You may have heard comments like this and didn't give it a second thought. I could have easily heard this and allowed it to go in one ear and out of the other. But for some reason, it caused me to pause and think about how the Church appears to the rest of the world. How do I appear to my non-Christian friends? What do they see from outside the walls of our buildings? What do they see in the neighborhoods, workplaces, homes and shopping centers? It caused me to stop and ask myself why we need to be reminded of things like this DJ referred to? Why does Christmas and Easter have to be when we "put our best foot forward"? Shouldn't we be doing this every day of the year? Should statements like this seem strange to our ears because it's a given for how we live our lives?    

Don't get me wrong, Christmas and Easter are wonderful times of the year.  In the Christian faith, they are considered holy days, and are times of conviction and reminding of what our faith is built on. But here's my point:  If we put on a show for people on 2 specific days of the year, will they be disappointed in what they see the other 363 days of the year? Should they see something different? Something real? Should our celebrations be consistent or just pseudo-worship on the "promotion" days? Is this really showing them the love of Christ, or are we just performing to get the "CEOs" in the front door? Is this the kind of mindset that we should have toward those that are outside the doors of our church?

Yes, I believe 100% that as believers in Christ, we are called to share our faith with those that don't know the gospel. We are all called to be on mission and spread the Good News to the entire earth. But what does that mean in a real and practical way?  Is it something we turn off and on, or is it something organic?  Something we live 24/7 because it's who we are, not what we do? Is it something irresistible to others to the point that there is no question of who we serve and what our faith is all about?   

If you are unfamiliar with the early New Testament Church, read the first few chapters of the book of Acts. The Church depicted in Acts 2 was a group of people that were "living" their faith in Jesus Christ. In Acts 2:42-47: "They devoted themselves to the apostles’ teaching and to fellowship, to the breaking of bread and to prayer. Everyone was filled with awe at the many wonders and signs performed by the apostles. All the believers were together and had everything in common.
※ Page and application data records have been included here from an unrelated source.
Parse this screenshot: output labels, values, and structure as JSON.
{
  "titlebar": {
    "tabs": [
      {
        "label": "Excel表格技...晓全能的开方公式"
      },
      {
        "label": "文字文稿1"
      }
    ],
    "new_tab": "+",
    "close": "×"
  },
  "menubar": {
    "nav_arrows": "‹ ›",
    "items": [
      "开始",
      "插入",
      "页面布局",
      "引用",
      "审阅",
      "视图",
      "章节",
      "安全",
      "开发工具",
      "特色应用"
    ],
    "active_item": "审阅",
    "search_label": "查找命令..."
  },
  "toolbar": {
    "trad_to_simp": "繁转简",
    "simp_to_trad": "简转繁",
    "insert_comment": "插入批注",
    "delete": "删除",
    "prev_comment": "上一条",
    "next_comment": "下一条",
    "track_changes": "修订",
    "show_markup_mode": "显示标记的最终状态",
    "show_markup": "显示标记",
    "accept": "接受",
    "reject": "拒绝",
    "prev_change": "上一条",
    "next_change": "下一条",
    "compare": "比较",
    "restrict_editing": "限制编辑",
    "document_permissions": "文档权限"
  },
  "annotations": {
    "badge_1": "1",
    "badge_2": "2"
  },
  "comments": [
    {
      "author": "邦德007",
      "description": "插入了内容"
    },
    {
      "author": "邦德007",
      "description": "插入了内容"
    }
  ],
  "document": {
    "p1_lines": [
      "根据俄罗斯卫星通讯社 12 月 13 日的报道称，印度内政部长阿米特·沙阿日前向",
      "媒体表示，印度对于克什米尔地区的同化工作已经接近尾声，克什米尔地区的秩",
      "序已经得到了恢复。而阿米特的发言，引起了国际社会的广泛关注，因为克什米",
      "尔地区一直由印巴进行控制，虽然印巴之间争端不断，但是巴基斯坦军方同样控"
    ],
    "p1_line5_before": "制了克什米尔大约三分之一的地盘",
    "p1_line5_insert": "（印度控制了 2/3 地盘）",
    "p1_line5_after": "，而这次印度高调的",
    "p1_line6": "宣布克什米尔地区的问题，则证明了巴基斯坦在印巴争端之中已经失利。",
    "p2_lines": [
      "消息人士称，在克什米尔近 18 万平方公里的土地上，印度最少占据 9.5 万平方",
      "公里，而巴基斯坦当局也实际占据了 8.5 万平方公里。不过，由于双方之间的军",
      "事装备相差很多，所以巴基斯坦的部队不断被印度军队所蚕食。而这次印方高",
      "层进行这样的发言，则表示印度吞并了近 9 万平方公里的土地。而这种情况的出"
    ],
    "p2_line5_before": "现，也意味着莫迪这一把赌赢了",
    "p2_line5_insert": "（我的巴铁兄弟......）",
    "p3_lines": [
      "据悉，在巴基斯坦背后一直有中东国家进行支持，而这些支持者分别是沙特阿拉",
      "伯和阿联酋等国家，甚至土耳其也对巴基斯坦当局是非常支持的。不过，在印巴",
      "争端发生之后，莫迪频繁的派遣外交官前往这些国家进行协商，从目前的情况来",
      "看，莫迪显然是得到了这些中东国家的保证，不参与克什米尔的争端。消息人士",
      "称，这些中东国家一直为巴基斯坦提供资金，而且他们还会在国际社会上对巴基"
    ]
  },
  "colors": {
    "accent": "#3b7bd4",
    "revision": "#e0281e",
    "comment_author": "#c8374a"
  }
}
They sold property and possessions to give to anyone who had need.  Every day they continued to meet together in the temple courts. They broke bread in their homes and ate together with glad and sincere hearts,  praising God and enjoying the favor of all the people. And the Lord added to their number daily those who were being saved."  

These were people consumed by their faith in the risen Christ and could not contain it for one minute. They lived and breathed their faith in Christ. Yes, they preached the gospel and spoke truth to thousands of people, and the Bible tells us that thousands were coming to know Christ every day. It was literally an explosion of faith and the growth was astronomical. Truly, a revolution had begun in Jerusalem and the world would never be the same.

But this was not conditional. It was not a "one or the other" kind of thing. They were living an irresistible life that made others see that truth. Reality. Their words were backed up by their lives and actions. There were no "special" times to share the truth of Christ. It was Good News, not BS. There were no better times than others, because they were just living and sharing what they believed. No one told them to put their best foot forward when they walked outside, went to the Temple or market place. Both of their feet were the best and were always moving forward. They didn't see CEOs. They only saw people that they wanted to love as Christ loved them. The love they felt could not be contained. they loved because THEY were loved, not because they were told to love every once and a while.